While the ban paints TikTok as a data-guzzling tool for Chinese propaganda, it doesn't take into account the millions of Americans who use the platform for good.

However, a ban is still in sight. Why? Lawmakers want to give the impression that they are tough on the CCP. While the ban paints TikTok as a data-guzzling tool for Chinese propaganda, it doesn't take into account the millions of Americans who use the platform for good – social good that enables millions of Americans to express their opinions. TikTok is a community building platform, a key to activism movements like #Me too and other grassroots movements that raise awareness and have sometimes led to real policy change, particularly among high school students.

Another argument for the ban is the alleged spread of misinformation on TikTok. Because of the platform's powerful content recommendation algorithm, there is potential for TikTok to recommend content to users that advances its own ideals, something American critics say has been a growing problem of late believe that TikTok has “fueled the spread of anti-Semitism and promoted pro-Palestinian content to American users” in light of the Israeli-Palestinian conflict.

However, this is not a reason to ban free expression. It is protected by the First Amendment and the Supreme Court has confirmed The government cannot ban foreign propaganda. Misinformation is also a problem that occurs across all platforms, not just TikTok – social media sites like Instagram and X face the same problem. TikTok, like most other social media platforms, has tried to combat this problem Use of Content Guidelines Filter out misinformation. While it can't filter out everything, TikTok shouldn't be blamed for this problem if it's not one they're facing individually.

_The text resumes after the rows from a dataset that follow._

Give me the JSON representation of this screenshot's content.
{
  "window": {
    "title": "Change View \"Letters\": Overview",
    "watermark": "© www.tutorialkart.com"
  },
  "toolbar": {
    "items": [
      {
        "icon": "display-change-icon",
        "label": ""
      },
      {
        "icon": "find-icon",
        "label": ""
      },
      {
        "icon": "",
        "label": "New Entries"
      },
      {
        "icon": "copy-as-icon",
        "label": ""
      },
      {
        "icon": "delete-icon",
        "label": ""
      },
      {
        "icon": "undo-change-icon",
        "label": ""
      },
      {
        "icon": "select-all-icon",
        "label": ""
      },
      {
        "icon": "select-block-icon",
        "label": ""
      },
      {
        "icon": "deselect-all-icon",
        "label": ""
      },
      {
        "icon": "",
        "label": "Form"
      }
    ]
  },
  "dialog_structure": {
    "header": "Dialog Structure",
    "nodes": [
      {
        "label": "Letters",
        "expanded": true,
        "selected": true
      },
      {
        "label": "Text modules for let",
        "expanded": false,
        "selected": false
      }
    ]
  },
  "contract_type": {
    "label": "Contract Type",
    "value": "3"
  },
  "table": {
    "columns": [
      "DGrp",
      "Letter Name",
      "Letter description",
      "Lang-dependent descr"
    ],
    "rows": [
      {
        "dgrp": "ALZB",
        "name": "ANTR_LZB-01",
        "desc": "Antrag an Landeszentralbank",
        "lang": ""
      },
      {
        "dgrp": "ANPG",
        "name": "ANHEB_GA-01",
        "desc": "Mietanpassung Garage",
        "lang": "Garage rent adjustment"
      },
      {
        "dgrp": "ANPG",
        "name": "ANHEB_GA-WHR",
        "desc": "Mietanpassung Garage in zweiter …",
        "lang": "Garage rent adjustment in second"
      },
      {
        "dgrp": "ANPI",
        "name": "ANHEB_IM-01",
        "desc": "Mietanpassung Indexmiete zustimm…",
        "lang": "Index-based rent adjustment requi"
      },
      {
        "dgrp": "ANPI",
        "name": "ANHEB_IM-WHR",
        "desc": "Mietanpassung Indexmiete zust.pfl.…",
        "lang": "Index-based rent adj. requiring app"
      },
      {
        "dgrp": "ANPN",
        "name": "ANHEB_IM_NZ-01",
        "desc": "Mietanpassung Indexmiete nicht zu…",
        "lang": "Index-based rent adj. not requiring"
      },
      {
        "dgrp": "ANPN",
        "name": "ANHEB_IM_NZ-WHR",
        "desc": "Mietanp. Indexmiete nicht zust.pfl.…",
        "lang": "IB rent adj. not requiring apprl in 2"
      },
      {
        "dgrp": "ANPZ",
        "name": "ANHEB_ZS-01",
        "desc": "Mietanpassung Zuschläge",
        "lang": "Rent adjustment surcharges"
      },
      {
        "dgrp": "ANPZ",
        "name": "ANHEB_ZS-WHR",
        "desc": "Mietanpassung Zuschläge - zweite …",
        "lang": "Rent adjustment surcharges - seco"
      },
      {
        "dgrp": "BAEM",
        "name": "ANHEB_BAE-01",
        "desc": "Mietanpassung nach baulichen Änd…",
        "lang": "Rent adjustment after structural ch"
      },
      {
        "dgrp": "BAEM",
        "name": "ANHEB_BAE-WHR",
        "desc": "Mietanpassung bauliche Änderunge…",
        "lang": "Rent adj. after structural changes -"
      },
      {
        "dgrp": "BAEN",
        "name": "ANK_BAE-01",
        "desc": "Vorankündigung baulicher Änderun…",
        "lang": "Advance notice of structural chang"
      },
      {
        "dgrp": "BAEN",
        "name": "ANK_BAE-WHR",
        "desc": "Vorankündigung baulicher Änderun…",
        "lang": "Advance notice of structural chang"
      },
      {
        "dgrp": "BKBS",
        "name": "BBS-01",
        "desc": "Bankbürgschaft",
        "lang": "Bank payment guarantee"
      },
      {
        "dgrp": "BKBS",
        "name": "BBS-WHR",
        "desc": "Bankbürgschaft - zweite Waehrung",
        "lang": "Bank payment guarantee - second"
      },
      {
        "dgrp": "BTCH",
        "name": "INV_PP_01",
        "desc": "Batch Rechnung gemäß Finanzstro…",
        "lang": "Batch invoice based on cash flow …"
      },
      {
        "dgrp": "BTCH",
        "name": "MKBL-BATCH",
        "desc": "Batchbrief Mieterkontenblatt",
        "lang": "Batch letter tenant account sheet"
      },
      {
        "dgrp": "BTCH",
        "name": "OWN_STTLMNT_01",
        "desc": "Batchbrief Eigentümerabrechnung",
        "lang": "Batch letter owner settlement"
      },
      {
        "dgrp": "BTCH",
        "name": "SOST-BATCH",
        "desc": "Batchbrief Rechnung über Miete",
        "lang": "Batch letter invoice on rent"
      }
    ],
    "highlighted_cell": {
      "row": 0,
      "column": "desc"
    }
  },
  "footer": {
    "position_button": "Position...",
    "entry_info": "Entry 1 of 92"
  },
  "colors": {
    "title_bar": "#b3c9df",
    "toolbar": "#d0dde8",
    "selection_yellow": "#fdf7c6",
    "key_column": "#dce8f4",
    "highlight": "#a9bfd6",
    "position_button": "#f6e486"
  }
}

The negative consequences of the ban also extend beyond the loss of a platform for social good and expression. Many successful creators will lose their careers, especially small creators – students, small businesses, housewives and others – whose platform is primarily based on TikTok and who rely on it to make a living. What is crucial is 40% of Generation Z Americans have a side hustle and TikTok generates, on average, 64% higher revenue than other platforms and supports millions of businesses and creators. The ban also has the unintended effect of strengthening industrial tech giants' monopolies on social media platforms and limiting citizens' choices.

Of course, data security concerns are very real – breaches are common and have the potential to expose the personal information of millions of users. But this issue doesn't just affect TikTok's data, and targeting TikTok solely for this issue means the ban is more for political theater than anything else. We need to hold Facebook, X, Reddit and other platforms accountable for the same thing. The ban also has much broader implications than just being a political tool – the negative impact on social activism, expression and the ability to generate revenue makes it clear that eliminating TikTok will do more harm than good.